_Extracted records_:
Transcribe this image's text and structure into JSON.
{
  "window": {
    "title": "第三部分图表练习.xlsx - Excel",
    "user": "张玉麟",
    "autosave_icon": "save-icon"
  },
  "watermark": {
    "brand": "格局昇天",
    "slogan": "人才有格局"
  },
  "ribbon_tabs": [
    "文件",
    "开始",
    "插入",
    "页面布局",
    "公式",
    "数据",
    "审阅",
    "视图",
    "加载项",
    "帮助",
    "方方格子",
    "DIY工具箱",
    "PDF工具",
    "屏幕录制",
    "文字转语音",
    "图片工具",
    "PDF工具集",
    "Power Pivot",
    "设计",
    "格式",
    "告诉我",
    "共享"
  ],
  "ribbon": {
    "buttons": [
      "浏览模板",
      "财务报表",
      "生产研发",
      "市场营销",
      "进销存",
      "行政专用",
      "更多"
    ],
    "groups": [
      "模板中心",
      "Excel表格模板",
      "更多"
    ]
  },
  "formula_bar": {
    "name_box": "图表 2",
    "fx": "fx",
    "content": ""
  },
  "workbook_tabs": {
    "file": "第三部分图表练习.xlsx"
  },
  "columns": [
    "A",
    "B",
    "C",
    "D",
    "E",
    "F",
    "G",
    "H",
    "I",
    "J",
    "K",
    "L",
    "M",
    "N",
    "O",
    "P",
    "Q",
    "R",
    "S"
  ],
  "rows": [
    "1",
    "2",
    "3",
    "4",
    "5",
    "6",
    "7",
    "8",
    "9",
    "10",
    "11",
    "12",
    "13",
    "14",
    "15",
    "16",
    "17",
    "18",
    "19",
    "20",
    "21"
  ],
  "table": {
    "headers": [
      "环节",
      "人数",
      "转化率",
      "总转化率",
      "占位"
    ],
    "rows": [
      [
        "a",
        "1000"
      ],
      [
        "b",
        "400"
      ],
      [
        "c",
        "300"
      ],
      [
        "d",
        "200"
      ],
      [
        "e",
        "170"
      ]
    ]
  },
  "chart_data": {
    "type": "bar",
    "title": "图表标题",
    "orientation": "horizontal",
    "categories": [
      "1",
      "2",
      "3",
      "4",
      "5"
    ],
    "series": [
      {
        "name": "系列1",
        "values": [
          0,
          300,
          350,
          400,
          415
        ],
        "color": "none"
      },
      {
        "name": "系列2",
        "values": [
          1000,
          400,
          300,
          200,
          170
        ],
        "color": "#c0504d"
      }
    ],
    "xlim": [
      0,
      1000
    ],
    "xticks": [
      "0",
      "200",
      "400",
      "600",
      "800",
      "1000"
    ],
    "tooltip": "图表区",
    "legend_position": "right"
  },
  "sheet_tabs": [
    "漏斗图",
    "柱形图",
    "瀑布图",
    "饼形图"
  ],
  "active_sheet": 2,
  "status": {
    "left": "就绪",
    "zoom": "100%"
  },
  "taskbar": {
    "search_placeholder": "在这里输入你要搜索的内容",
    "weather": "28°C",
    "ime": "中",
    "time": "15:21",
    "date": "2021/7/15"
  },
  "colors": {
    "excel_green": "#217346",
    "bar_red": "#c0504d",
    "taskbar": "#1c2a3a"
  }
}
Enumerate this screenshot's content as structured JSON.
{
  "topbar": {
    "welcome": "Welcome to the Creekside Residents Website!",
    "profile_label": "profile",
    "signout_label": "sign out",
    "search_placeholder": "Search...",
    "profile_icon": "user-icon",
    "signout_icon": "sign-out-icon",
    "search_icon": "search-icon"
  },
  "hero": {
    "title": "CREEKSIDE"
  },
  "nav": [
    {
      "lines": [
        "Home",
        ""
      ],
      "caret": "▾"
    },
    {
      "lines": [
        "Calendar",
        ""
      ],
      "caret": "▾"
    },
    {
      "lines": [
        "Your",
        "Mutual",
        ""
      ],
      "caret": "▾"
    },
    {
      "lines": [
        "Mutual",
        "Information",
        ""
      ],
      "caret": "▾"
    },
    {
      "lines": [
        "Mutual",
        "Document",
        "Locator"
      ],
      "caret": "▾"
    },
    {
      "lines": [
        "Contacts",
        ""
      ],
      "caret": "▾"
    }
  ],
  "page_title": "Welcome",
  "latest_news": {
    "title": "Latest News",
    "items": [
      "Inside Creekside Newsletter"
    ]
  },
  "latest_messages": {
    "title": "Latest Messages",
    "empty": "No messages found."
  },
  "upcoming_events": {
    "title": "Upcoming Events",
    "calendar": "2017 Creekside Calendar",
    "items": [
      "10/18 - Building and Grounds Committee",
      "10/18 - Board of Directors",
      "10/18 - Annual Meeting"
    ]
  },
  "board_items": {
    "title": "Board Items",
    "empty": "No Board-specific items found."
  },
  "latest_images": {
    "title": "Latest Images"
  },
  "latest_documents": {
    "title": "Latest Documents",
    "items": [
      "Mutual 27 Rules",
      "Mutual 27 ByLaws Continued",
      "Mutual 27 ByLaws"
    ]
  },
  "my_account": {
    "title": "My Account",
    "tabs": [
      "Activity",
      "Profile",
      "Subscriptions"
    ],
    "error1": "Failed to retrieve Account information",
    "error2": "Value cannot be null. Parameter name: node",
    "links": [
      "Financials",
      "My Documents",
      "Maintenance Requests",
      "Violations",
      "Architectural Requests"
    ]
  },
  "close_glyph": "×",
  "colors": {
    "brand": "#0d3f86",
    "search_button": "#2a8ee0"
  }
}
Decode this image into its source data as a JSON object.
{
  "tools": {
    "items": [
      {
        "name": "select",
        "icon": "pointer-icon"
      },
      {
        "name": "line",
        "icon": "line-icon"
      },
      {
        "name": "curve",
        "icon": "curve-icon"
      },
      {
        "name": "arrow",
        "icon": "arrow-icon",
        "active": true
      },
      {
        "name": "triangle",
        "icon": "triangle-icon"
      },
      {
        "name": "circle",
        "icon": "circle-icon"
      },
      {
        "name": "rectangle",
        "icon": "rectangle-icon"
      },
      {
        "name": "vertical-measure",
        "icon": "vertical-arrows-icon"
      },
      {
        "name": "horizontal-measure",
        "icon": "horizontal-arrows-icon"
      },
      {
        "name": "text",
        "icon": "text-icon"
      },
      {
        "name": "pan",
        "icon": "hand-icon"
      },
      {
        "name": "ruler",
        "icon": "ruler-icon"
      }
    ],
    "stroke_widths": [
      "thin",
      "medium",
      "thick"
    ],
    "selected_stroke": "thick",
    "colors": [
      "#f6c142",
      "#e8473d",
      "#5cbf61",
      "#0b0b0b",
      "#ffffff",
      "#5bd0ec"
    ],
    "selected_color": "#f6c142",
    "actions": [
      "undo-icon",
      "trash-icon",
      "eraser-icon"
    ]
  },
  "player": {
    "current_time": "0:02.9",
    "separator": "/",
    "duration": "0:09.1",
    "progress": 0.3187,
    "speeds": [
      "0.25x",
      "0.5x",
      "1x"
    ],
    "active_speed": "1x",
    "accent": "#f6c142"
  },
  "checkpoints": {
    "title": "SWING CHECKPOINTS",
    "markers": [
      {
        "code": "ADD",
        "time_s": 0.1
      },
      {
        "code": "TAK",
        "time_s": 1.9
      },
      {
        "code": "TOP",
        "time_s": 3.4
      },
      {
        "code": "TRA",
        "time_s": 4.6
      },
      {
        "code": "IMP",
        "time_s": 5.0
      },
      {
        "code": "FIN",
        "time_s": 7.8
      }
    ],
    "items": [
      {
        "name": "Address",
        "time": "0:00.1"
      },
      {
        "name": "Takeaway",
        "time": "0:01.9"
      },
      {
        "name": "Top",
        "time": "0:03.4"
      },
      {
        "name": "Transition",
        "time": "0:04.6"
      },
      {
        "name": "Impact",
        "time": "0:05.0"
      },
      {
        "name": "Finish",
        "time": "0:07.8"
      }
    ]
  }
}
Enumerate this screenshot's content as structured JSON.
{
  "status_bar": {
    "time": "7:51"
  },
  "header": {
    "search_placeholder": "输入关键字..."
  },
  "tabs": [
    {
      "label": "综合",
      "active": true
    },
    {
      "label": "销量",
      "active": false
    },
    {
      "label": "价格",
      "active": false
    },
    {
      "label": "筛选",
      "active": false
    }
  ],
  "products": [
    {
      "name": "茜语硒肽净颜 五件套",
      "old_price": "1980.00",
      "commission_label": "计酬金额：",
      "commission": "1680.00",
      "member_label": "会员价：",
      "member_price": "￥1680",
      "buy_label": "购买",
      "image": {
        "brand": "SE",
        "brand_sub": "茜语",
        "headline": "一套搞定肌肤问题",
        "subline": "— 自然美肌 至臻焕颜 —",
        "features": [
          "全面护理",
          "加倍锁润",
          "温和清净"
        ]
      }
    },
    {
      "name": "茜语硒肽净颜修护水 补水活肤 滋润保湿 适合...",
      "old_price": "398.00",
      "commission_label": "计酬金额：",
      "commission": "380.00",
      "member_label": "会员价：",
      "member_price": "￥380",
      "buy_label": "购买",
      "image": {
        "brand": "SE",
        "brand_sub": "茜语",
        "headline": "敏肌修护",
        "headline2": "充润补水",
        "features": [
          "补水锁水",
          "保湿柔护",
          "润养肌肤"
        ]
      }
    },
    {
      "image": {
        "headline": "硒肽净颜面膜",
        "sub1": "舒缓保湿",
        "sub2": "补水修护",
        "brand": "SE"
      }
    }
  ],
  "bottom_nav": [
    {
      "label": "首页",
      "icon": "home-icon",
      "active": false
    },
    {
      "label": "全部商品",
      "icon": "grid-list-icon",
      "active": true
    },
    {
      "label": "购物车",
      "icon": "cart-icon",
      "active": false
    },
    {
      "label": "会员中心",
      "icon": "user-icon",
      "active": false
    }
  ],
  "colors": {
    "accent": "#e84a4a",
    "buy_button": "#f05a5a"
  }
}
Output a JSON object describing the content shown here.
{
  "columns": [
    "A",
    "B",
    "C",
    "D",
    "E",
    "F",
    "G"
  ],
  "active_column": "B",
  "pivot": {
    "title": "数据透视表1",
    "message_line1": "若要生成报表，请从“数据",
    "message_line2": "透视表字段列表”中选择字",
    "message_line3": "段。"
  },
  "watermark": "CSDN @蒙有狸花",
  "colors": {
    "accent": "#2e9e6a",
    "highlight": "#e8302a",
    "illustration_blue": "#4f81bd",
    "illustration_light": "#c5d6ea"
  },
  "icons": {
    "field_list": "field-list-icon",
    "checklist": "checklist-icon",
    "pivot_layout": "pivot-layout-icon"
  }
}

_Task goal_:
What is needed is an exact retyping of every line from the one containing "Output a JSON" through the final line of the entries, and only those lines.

_Solution to this problem_:
Output a JSON object describing the content shown here.
{
  "columns": [
    "A",
    "B",
    "C",
    "D",
    "E",
    "F",
    "G"
  ],
  "active_column": "B",
  "pivot": {
    "title": "数据透视表1",
    "message_line1": "若要生成报表，请从“数据",
    "message_line2": "透视表字段列表”中选择字",
    "message_line3": "段。"
  },
  "watermark": "CSDN @蒙有狸花",
  "colors": {
    "accent": "#2e9e6a",
    "highlight": "#e8302a",
    "illustration_blue": "#4f81bd",
    "illustration_light": "#c5d6ea"
  },
  "icons": {
    "field_list": "field-list-icon",
    "checklist": "checklist-icon",
    "pivot_layout": "pivot-layout-icon"
  }
}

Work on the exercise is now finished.